Many of us simply want to display our own tweets on our own website, but it’s obvious Twitter prefers us to use their widgets. Despite the convoluted Twitter instructions, implementing OAuth in your lovingly-crafted API 1.0 application is reasonably straight-forward if you use the libraries provided by talented group of (non-Twitter) developers .
In the example below, we’re going to apply Twitter OAuth authentication to a PHP application which previously parsed timeline data from a REST URL such as:
There are also Twitter libraries for C, Clojure, .NET, Go, Java, Node.js, Lua, Objective-C, Perl, Python and Ruby — the instructions will be similar.
Step 1: Create Your Twitter Application
Head to dev.twitter.com/apps/ and log in using your Twitter ID and password. This can be any account; your application will be able to read any other user’s timeline without their knowledge or permission (I realize that doesn’t make much sense given Twitter’s new policies, but I didn’t make the rules!)
Click the Create a new application button and enter the name and description of your application. The website should be a page where you can download your code but, since you’re still writing it, enter your home page URL and change it later. Leave the callback URL blank.
Complete the CAPTCHA and click Create.
Step 2: Create an Access Token
Click the Create my access token button at the bottom of the Details tab on your application’s page. You’ll now see various strings against:
- OAuth: Consumer key
- OAuth: Consumer secret
- Token: Access token
- Token: Access token secret
Keep the page open — you’ll need these shortly.
Step 3: Download the OAuth Library
Download Abraham Williams’ PHP Twitter OAuth library from github.com/abraham/twitteroauth.
The project contains a number of files, but the only ones you actually require are OAuth.php and twitteroauth.php in the twitteroauth folder.

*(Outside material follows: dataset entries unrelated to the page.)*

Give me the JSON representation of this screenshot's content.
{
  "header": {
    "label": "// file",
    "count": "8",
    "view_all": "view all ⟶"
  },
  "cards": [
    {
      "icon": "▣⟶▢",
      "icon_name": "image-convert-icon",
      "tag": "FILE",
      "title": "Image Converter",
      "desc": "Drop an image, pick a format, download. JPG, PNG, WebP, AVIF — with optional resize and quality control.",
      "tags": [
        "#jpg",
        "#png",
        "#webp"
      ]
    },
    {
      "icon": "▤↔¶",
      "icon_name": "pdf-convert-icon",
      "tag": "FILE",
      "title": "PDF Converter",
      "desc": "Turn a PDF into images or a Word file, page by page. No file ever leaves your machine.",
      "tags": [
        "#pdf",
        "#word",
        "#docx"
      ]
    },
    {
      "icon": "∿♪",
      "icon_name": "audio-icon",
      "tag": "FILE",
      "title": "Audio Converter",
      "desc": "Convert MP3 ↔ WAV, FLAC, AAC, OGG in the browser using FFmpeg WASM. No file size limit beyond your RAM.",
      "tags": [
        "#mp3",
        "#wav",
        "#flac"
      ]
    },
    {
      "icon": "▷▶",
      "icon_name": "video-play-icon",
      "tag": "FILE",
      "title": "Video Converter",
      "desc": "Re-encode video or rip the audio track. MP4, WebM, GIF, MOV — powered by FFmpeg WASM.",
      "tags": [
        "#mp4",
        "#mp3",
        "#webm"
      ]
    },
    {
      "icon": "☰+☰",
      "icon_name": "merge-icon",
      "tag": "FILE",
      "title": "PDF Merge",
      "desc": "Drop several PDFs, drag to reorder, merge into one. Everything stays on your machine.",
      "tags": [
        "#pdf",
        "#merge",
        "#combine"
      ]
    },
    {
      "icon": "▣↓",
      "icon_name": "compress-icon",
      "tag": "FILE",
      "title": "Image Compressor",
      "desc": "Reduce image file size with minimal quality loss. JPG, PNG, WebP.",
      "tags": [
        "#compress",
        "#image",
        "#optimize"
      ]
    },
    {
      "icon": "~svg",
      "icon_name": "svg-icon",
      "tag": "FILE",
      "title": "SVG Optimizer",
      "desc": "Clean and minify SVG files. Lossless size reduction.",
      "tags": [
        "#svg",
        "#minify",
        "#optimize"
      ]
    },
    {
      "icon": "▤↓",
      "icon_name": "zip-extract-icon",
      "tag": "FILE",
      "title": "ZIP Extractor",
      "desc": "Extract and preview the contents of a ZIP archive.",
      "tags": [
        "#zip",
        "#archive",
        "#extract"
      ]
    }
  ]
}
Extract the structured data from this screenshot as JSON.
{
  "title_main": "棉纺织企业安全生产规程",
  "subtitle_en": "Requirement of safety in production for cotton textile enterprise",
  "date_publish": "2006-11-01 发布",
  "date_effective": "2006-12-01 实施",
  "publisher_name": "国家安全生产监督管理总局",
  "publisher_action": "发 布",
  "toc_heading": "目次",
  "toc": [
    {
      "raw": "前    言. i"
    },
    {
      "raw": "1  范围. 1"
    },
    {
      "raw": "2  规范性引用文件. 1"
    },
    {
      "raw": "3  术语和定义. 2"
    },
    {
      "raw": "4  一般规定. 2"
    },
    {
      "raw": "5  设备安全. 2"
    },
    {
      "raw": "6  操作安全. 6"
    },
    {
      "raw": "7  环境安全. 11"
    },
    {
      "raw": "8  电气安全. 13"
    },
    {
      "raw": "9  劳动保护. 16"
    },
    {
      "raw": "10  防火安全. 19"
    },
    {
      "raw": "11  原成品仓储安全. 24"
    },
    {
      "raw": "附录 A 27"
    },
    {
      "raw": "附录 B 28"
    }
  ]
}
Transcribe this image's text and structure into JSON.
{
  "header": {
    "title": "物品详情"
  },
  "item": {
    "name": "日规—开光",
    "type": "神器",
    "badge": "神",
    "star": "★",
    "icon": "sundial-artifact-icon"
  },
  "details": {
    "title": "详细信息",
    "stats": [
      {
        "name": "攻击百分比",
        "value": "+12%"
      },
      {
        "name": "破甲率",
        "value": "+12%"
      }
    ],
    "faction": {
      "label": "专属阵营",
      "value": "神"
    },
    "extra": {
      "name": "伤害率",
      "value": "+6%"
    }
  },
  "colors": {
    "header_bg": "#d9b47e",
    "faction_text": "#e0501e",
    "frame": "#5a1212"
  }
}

Copy both to a suitable folder in your application.
Step 4: Modify Your Timeline Fetching Code
Your PHP should now use code such as this to fetch a user’s timeline:
require('twitteroauth.php'); // path to twitteroauth library $consumerkey = '11111111'; $consumersecret = '22222222'; $accesstoken = '33333333'; $accesstokensecret = '44444444'; $twitter = new TwitterOAuth($consumerkey, $consumersecret, $accesstoken, $accesstokensecret); $tweets = $twitter->get('https://api.twitter.com/1.1/statuses/user_timeline.json?screen_name=craigbuckler&count=10'); print_r($tweets);
$accesstokensecret must be set to the Twitter codes generated in Step 2 above.
$twitter->get method must then be passed an appropriate REST URL. The example shows mine so you should enter your own Twitter ID for the
screen_name parameter (unless you specifically want to display my tweets moaning about Twitter?)
Run the code and, with luck, a stream of tweets should appear … in exactly the same way they did before the Twitter police insisted on restricting access to public messages. You’ll now need to format them according to the display requirements. Shesshh.
Note that TwitterOAuth’s get() method runs PHP’s
json_decode command and returns an object. If you’d prefer an associative array, change line 144 of twitteroauth.php to:
return json_decode($response, true);
Hopefully, that should provide a few months grace until Twitter force us to migrate to API 2.0 and jump through more flaming hoops. Best of luck.
Craig is a freelance UK web consultant who built his first page for IE2.0 in 1995. Since that time he's been advocating standards, accessibility, and best-practice HTML5 techniques. He's created enterprise specifications, websites and online applications for companies and organisations including the UK Parliament, the European Parliament, the Department of Energy & Climate Change, Microsoft, and more. He's written more than 1,000 articles for SitePoint and you can find him @craigbuckler.